      Carolyn Sands 6 years ago from Hollywood Florida

      Great hub RGraf. You gave a lot of wonderful info. Thanks a bunch. I voted you up and useful.

    • truthfornow profile image

      truthfornow 6 years ago from New Orleans, LA

      I think this hub is useful because most accidents do occur within the home. So many kids drown in swimming pools. I think it is also important to warn children about strangers. These days there is so much crime out there and the Internet is also a place where predators lurk.

    • kingphilipIV profile image

      Ramphil Basco 6 years ago from Iloilo, Philippines

      Useful information and thanks for sharing this hub. I learned a lot and I love it..

    • MsDora profile image

      Dora Weithers 6 years ago from The Caribbean

      Very good information. I remember how scared I was about buying a house with stairs or swimming pool when my baby was a toddler. Parents cannot be too careful. Voted USEFUL!

    • Ardie profile image

      Sondra 6 years ago from Neverland

      Talisker - I dont mean any disrespect but some kids really DO need to know how bad a stranger can be. I had to scare my 6 year old silly about strangers or she tried to walk off with every person she met. Even after scaring her silly - Im still not too sure hahah
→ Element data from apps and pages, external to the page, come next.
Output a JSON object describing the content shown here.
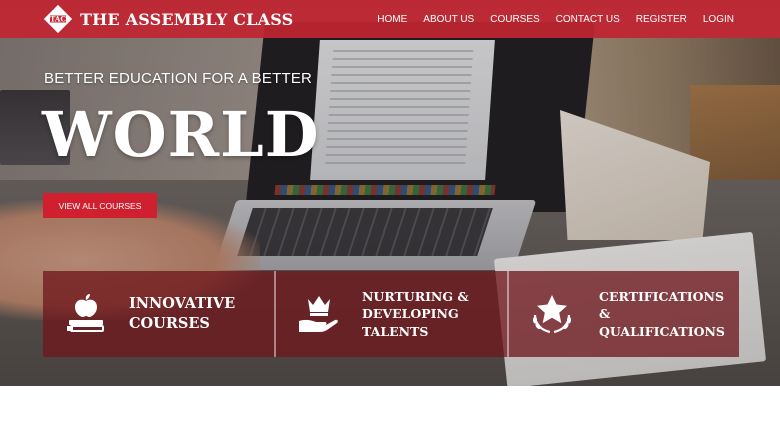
{
  "brand": {
    "logo_text": "TAC",
    "name": "THE ASSEMBLY CLASS"
  },
  "nav": {
    "items": [
      {
        "label": "HOME"
      },
      {
        "label": "ABOUT US"
      },
      {
        "label": "COURSES"
      },
      {
        "label": "CONTACT US"
      },
      {
        "label": "REGISTER"
      },
      {
        "label": "LOGIN"
      }
    ]
  },
  "hero": {
    "tagline": "BETTER EDUCATION FOR A BETTER",
    "headline": "WORLD",
    "cta_label": "VIEW ALL COURSES"
  },
  "features": [
    {
      "icon": "apple-books-icon",
      "lines": [
        "INNOVATIVE",
        "COURSES"
      ]
    },
    {
      "icon": "crown-hand-icon",
      "lines": [
        "NURTURING &",
        "DEVELOPING",
        "TALENTS"
      ]
    },
    {
      "icon": "star-laurel-icon",
      "lines": [
        "CERTIFICATIONS",
        "& QUALIFICATIONS"
      ]
    }
  ],
  "colors": {
    "navbar": "#c92632",
    "accent": "#d0202f",
    "feature_panel": "#6e161c",
    "text": "#ffffff"
  }
}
    • thebookmom profile image

      thebookmom 6 years ago from Nebraska

      Very thought provoking. I found the section on safety proofing the bathroom most helpful. I also liked your ideas of preparing kids, knowledge really is power in lots of cases.

    • Talisker profile image

      Honor Meci 6 years ago from UK

      A very thorough hub that is well intended. To be honest though. I think you would scare your children if you gave them this sort of information. I think as a parent, you should reduce the risk dangers in the home such as stairgates etc, but telling children what they must do if a stranger grabs them or if a police man isn't really a policeman.... It's just going to scare them silly.

    • Ardie profile image

      Sondra 6 years ago from Neverland

      This hub is great - I believe in avoiding a situation before it arises rather than dealing with an accident after it occurs.